Work item. For the entries below, report the number of lines containing "DESI", without any other content.

Extracted data.

++++++++++

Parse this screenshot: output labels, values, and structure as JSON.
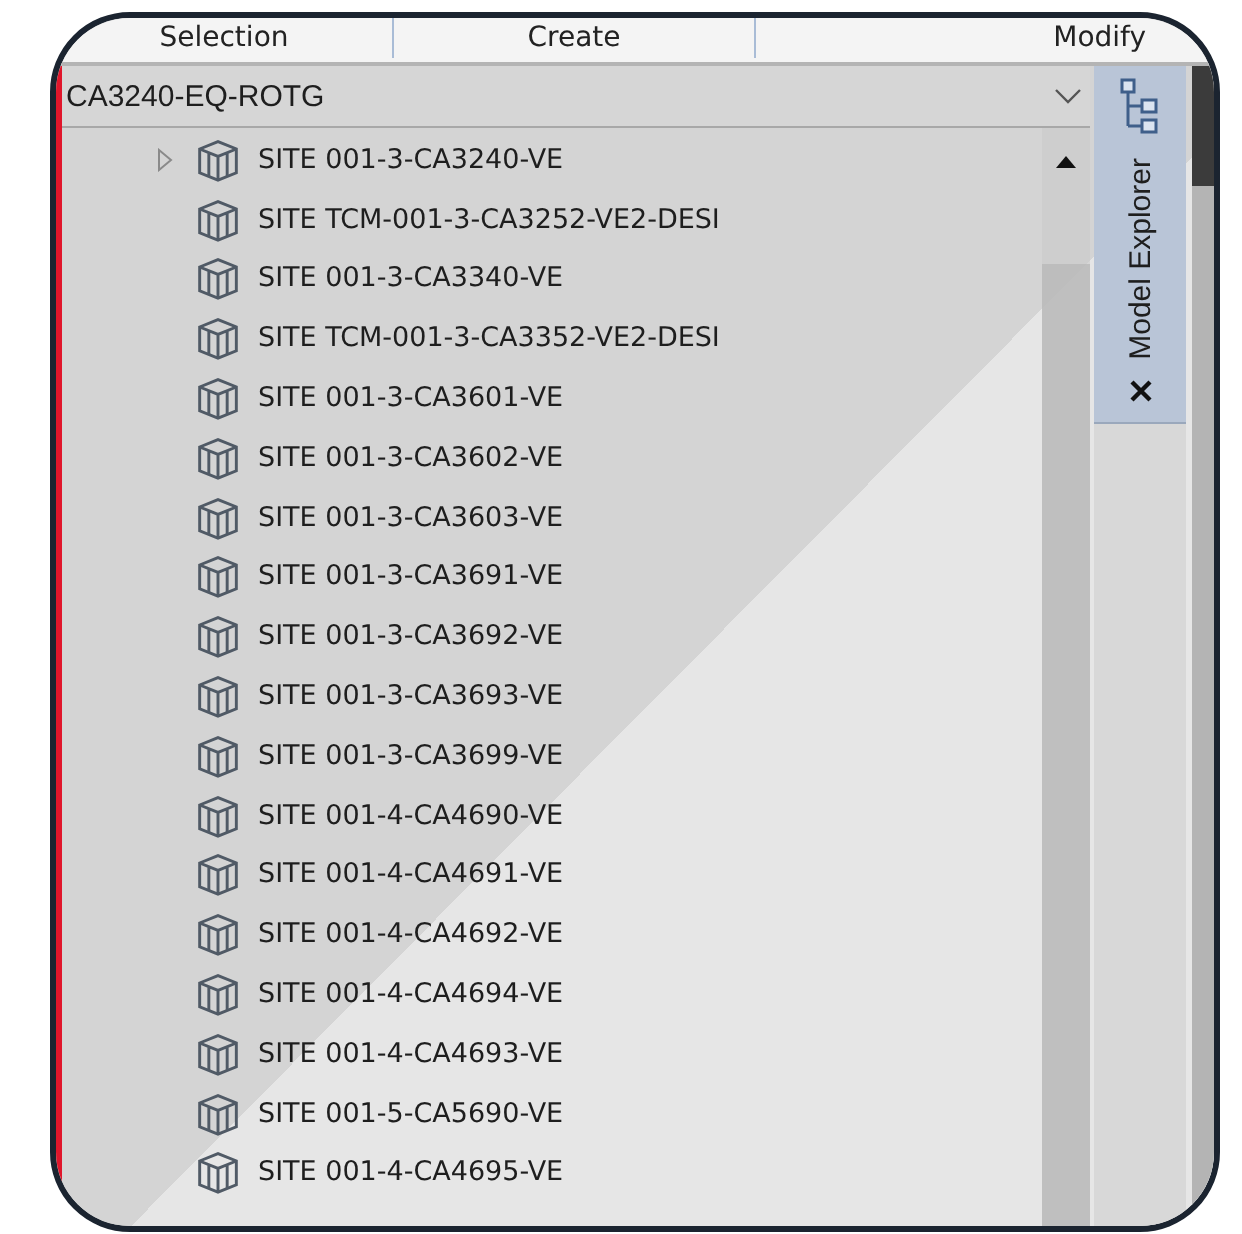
{
  "ribbon_tabs": [
    {
      "label": "Selection"
    },
    {
      "label": "Create"
    },
    {
      "label": "Modify"
    }
  ],
  "model_selector": {
    "value": "CA3240-EQ-ROTG"
  },
  "tree": {
    "items": [
      {
        "label": "SITE 001-3-CA3240-VE",
        "kind": "group",
        "expanded": false
      },
      {
        "label": "SITE TCM-001-3-CA3252-VE2-DESI",
        "kind": "leaf"
      },
      {
        "label": "SITE 001-3-CA3340-VE",
        "kind": "leaf"
      },
      {
        "label": "SITE TCM-001-3-CA3352-VE2-DESI",
        "kind": "leaf"
      },
      {
        "label": "SITE 001-3-CA3601-VE",
        "kind": "leaf"
      },
      {
        "label": "SITE 001-3-CA3602-VE",
        "kind": "leaf"
      },
      {
        "label": "SITE 001-3-CA3603-VE",
        "kind": "leaf"
      },
      {
        "label": "SITE 001-3-CA3691-VE",
        "kind": "leaf"
      },
      {
        "label": "SITE 001-3-CA3692-VE",
        "kind": "leaf"
      },
      {
        "label": "SITE 001-3-CA3693-VE",
        "kind": "leaf"
      },
      {
        "label": "SITE 001-3-CA3699-VE",
        "kind": "leaf"
      },
      {
        "label": "SITE 001-4-CA4690-VE",
        "kind": "leaf"
      },
      {
        "label": "SITE 001-4-CA4691-VE",
        "kind": "leaf"
      },
      {
        "label": "SITE 001-4-CA4692-VE",
        "kind": "leaf"
      },
      {
        "label": "SITE 001-4-CA4694-VE",
        "kind": "leaf"
      },
      {
        "label": "SITE 001-4-CA4693-VE",
        "kind": "leaf"
      },
      {
        "label": "SITE 001-5-CA5690-VE",
        "kind": "leaf"
      },
      {
        "label": "SITE 001-4-CA4695-VE",
        "kind": "leaf"
      }
    ]
  },
  "side_panel_tab": {
    "label": "Model Explorer"
  }
}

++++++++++

Output for this task. 2